“On the revenue side, we can promise nothing for the next year. In future years, we’re absolutely clear: no capping. We’re certainly looking to local authorities being responsible when setting fair rates bills, but it will be their judgment as to what they think is a proper programme to put before the electors. Annual elections will subject their judgment to the judgment of the electors. In terms of grant, we’re not promising more taxpayers’ money, but we are promising a better and fairer distribution.”
Tb ensure that councils provide “value for money”, Labour plans to introduce a “Quality Commission” to oversee standards of services, with powers to send in its own management to take over and improve a poor service or to compel the council to put it out to tender. That, says Gould, is the only area where Labour will retain the compulsory element in competitive tendering: in all other cases, councils which want to put services out to tender will be free to do so but will not have to.

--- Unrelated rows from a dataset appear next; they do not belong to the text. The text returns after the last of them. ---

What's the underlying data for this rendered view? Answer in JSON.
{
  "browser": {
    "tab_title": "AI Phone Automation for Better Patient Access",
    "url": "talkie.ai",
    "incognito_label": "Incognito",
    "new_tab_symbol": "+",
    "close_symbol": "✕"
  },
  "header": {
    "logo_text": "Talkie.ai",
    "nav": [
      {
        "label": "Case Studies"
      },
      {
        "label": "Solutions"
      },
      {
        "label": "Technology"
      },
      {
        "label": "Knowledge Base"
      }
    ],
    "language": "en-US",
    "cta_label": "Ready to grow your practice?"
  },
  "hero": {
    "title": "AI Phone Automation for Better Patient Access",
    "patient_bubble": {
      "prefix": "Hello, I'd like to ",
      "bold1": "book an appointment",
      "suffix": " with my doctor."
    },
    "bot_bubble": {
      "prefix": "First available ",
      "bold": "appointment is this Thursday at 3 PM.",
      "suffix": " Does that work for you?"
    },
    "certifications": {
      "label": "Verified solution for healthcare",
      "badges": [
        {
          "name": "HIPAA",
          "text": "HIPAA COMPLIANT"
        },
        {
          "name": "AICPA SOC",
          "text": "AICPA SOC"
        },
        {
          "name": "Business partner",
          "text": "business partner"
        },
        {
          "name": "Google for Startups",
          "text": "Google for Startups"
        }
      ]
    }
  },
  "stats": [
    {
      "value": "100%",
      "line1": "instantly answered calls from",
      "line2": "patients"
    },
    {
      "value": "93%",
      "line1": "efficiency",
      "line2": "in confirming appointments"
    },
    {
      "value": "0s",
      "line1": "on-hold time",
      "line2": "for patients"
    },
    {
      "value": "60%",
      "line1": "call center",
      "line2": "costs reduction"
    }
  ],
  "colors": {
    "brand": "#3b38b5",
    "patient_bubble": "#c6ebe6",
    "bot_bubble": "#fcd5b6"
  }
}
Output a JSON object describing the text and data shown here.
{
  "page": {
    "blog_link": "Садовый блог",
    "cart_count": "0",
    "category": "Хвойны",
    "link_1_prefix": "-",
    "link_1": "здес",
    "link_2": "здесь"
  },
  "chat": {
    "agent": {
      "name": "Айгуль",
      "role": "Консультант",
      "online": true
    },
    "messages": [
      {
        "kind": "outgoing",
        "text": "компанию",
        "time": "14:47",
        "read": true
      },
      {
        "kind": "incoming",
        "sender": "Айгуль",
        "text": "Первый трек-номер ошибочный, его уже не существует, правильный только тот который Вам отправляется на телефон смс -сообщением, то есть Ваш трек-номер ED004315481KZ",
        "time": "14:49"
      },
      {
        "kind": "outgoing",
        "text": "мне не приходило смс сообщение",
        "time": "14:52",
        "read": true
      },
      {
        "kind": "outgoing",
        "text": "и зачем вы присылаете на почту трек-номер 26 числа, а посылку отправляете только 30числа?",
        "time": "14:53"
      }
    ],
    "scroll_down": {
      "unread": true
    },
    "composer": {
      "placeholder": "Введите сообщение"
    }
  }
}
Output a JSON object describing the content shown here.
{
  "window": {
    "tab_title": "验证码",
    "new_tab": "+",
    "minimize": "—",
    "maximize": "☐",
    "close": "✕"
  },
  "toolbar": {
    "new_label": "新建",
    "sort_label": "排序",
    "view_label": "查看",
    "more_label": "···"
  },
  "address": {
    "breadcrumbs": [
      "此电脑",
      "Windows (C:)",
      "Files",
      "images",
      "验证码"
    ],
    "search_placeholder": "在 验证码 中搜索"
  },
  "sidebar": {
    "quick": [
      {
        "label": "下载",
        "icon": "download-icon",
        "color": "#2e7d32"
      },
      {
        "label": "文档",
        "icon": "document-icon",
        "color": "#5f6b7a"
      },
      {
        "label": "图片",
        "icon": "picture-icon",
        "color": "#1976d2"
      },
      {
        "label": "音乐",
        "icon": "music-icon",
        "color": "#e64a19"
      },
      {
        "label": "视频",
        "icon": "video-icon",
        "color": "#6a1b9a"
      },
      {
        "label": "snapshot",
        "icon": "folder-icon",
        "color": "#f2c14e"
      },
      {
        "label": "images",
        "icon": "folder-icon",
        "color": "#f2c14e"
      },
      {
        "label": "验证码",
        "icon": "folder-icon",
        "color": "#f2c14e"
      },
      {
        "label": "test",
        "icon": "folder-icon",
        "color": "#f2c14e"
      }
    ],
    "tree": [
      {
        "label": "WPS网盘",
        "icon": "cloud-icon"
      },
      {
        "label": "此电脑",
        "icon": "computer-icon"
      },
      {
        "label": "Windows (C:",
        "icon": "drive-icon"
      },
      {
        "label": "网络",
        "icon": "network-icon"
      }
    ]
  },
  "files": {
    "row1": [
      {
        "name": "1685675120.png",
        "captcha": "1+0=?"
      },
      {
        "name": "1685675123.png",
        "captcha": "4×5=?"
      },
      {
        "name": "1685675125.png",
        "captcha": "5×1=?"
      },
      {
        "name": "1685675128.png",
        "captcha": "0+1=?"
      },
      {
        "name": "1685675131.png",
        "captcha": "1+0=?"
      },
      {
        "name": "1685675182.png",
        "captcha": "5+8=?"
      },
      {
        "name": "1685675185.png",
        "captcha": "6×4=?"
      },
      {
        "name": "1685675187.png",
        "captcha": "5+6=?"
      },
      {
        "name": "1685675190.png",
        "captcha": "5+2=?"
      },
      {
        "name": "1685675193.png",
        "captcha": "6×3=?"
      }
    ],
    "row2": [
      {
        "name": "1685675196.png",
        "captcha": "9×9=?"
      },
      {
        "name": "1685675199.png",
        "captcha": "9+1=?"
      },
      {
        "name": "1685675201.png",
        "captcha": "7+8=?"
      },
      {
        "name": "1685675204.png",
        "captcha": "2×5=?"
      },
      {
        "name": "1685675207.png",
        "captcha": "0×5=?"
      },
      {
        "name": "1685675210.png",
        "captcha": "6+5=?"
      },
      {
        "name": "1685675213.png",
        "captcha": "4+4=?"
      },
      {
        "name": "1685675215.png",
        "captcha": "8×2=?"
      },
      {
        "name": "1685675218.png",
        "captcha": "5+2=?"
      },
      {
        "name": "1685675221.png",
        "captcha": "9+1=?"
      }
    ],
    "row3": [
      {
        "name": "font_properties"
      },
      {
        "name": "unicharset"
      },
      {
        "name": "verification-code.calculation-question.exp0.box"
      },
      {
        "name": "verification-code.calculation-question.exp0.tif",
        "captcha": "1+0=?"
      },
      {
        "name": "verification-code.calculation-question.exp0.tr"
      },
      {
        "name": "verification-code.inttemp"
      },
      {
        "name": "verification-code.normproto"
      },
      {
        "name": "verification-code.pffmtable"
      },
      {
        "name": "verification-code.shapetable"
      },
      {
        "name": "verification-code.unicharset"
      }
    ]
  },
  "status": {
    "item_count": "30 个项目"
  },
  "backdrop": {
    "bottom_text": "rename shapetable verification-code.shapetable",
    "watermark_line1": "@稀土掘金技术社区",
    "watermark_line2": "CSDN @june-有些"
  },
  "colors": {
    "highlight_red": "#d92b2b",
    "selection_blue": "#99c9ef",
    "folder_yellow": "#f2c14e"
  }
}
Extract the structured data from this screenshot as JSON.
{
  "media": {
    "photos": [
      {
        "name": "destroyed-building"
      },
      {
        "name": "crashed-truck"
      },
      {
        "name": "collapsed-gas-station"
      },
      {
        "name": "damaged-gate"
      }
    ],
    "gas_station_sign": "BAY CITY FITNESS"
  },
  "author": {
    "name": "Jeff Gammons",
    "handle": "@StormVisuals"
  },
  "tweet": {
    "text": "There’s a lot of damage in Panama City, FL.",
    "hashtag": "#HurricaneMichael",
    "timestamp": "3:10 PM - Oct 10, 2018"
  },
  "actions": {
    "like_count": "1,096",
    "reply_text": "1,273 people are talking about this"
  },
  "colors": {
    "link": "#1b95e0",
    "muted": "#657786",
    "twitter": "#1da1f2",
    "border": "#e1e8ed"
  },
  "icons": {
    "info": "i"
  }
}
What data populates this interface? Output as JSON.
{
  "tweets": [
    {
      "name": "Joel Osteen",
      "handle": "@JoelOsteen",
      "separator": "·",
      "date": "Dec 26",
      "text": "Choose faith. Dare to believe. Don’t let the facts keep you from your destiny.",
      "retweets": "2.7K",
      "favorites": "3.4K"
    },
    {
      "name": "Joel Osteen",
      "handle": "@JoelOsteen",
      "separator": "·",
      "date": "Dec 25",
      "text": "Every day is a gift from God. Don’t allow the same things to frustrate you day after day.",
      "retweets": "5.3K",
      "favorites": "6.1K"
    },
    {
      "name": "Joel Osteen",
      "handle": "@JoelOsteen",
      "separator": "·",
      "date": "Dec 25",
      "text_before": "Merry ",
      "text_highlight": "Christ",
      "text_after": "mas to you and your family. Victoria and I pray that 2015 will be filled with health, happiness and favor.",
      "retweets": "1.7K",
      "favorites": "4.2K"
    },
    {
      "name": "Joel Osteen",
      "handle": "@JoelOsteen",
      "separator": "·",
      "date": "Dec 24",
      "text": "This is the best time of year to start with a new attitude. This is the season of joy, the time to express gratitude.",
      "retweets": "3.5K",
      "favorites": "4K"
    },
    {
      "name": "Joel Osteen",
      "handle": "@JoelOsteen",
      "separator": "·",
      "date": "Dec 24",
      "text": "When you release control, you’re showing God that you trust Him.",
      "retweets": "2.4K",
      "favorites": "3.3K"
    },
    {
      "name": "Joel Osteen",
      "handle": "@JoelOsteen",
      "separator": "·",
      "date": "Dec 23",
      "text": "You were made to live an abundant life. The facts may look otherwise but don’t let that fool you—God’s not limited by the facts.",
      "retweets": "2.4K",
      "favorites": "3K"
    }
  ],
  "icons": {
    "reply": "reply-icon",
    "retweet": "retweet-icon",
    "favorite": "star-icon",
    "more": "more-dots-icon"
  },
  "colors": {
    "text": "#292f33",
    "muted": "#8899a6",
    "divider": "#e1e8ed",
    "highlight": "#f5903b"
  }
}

That existing councils spend and do is only part of the election problem, however. The Tories have also begun to attack on grounds of cost Labour’s plans for regional government in England. Inside the Labour Party, the scheme has been widely criticised as nothing more than a sop to get northern English MPs to vote for Scottish devolution. Many commentators believe that the commitment to regional government will be quietly forgotten as soon as a Scottish parliament is up and running.
Gould insists that regional government will not be ditched. “The objective will be to lead, within the lifetime of a first Labour government, to legislation which will provide for regional government,” he says. “We can’t be absolutely certain that the legislative framework we will establish will be implemented by that first government.
“But, to give a flavour of the sort of timing we’d be thinking of, it has been suggested, and I wouldn’t dissent from it, that it might be possible to hold the first election for regional assemblies at the same time as the general election after next.” As for paying for regional government, he says it “would be financed by block grant”.
The Tories have attempted as well to raise the spectre of a free-spending “Greater London Council Mark Two” emerging from Labour’s plans for an all-London authority. Gould is keen to emphasise that it won’t be like that at all. “It will have no powers to intervene in what the boroughs do now,” he says. “What we need is a strategic authority which does what is not being done at present and does in a democratically accountable way what these numberless quangos now do.” Land-use, economic and environmental planning, emergency services and transport would come under the new body, but not housing.
If local government is already a focus for the election campaign, the same cannot be said for Gould’s other responsibilities as environment spokesman: carbon dioxide emissions and climate change, destruction of the ozone layer, chemical waste, nuclear reprocessing and so on.
With the economy deep in recession and the Green Party at around 2 per cent in the opinion polls, the received wisdom is that there are fewer votes in green issues than there were three years ago.
Nevertheless, they remain important, says Gould, and, especially in the south-east and among younger voters, they could affect the election result. “One of the reasons that they have gone off the boil is that, while the Tories have lost interest, we have established a good comprehensive position. While I wouldn’t say that the environment campaigners have given up pressing us, they feel they’ve made their number with us. Our job now is to bring these issues back to the fore.” With the profile of environmental politics due to be given a much-needed boost by the United Nations Conference on Environment and Development, coming up in June, he could be making a shrewd judgment.